Besides taking care of his farm, he worked wherever he could get a job. He spent several winters in husking corn for Charles Bagley at 25 cents per day. He said, "That is good pay for the likes of me. 11 He lived at our home (David McDonalds) so he wouldn't have to walk so far to his work. I (Jessie) prepared his breakfast at 5 o'clock in the morning so he could get there at 6 o'clock. Grandfather was given a heifer for his work and he gave it to father (David). It was called Roan.

Grandfather had always smoked a pipe. He went around to the back of the house to smoke. He never smoked in the house. Years after, when Howard went up to see him he laid his pipe on the shelf and said, "I am going to quit smoking as I know it isn't good for me and is a bad example for the boys." He never touched it afterward.

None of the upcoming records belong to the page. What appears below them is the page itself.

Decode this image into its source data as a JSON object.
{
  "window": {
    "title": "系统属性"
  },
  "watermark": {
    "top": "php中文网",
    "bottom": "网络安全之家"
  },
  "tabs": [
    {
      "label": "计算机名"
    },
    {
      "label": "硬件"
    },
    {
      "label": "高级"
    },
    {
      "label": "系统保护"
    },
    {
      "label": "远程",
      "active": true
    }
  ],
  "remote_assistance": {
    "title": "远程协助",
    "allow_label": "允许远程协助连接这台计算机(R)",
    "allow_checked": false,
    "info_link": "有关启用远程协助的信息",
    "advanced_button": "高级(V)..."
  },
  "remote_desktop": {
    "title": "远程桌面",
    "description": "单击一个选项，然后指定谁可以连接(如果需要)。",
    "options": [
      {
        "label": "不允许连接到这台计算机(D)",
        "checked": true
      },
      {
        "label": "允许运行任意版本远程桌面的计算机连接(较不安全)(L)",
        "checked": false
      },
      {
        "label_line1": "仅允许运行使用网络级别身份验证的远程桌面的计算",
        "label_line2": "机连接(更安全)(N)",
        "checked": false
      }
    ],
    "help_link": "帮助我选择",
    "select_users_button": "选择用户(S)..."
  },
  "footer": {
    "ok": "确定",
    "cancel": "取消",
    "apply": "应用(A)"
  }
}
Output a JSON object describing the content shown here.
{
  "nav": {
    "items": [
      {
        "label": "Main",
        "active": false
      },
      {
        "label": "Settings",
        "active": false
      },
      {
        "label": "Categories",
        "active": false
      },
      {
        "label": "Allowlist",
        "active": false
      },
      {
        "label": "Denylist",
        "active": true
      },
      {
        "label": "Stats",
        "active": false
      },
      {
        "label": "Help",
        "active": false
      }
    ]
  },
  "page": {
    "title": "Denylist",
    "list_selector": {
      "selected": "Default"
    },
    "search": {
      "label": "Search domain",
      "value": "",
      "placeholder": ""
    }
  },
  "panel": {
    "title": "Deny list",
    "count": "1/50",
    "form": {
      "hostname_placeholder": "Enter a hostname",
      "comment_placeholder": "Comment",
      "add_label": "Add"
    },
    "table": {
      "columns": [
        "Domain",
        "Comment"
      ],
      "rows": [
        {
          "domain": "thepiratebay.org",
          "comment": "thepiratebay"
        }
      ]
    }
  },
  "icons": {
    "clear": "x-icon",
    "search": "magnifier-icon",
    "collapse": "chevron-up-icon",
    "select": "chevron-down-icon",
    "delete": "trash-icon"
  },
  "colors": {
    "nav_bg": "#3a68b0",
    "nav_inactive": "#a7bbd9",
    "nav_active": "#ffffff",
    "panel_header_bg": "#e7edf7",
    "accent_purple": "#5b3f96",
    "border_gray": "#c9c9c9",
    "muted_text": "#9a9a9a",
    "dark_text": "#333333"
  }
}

Grandfather was always a friend to birds and snakes. There were many rattle snakes on Grandfather's farm and one came in and settled down in the corner of his house. When the neighbors were going to kill it, he said, "Don't do that, snakes will not hurt you if you do not hurt them. The snake is my friend as it kills all the mice in the house. "

In occupation, Grandfather was a farm laborer. He worked at North Glenisla and Middleton. In a letter from his son, John, he said: "There has been many changes here. A great mansion has been built upon Knockshanock west of Belaty. There is nothing left of the Genshow to be seen only a single tree which some of us planted while young. 11 The Middleton farm where father worked was presumably owned by George Annund.

Grandfather was a man of average height and build and stood very straight before his accident. He lived a long and useful life and passed on when he was 88 years of age on the 27th day of December 1910. He was an honor to his posterity and helped to make Holladay a better place to live.


by Jessie McDonald Wagstaff

Published in "Descendants and Ancestors of
William McDonald and Christina Wallace" (1968)

The Mormon missionaries were proselyting in Scotland in the early days and Christina Wallace was converted. She walked many miles over the hills to a river and was baptized. She had not told Grandfather where she was going as she was afraid he would object. She knelt down and prayed that he would not be angry. When she returned, he asked her where she had been. She told him and he didn't say a word. She felt that her prayers had been answered. She was the first one of the family to be baptized which was about 1855. Years later Mary, David and Francis emigrated to America having been baptized and converted to the Mormon church. Grandfather and Grandmother were very anxious to join their family in Utah and as soon as they were able,William and Christina, with James, grandson, sailed from Liverpool to New York on the ship Wyoming on 4 September 1874.

They came by rail to Utah and settled in Big Cottonwood. They bought land from William Wayman and Mrs. Swanner close to the foot of the Wasatch Mountains. The land was grown over with sage and oak brush and was supposed to be of little value. They lived in a dugout at the foot of the mountain close to a spring. Grandmother was greatly disappointed as she said she had always lived in a comfortable home in Scotland.

Grandmother was tall and stately and of a cheerful disposition. When Mother was sick, she did the washing for us, using a wash board. Father brought her to our home in a cart and paid her for her work. After finishing the washing she would take me on her lap and rock me (Jessie) to sleep.

One day Charles Wright was extracting honey at their farm at the foot of the Wasatch Mountains. Grandmother was eating some honey comb when a honey bee stung her on her tongue. She became dangerously ill but with good nursing she finally survived.

During her last sickness, she came to our home and Mother and Ann Andrus and other neighbors waited on her. Father got Dr. Hollinger to come see her. After being in bed for two weeks, she passed away on the 8th day of August 1879 at age 53, and was buried in the Holladay Cemetery. She lived only five years in this country. She had made many friends and was loved and respected by all who knew her.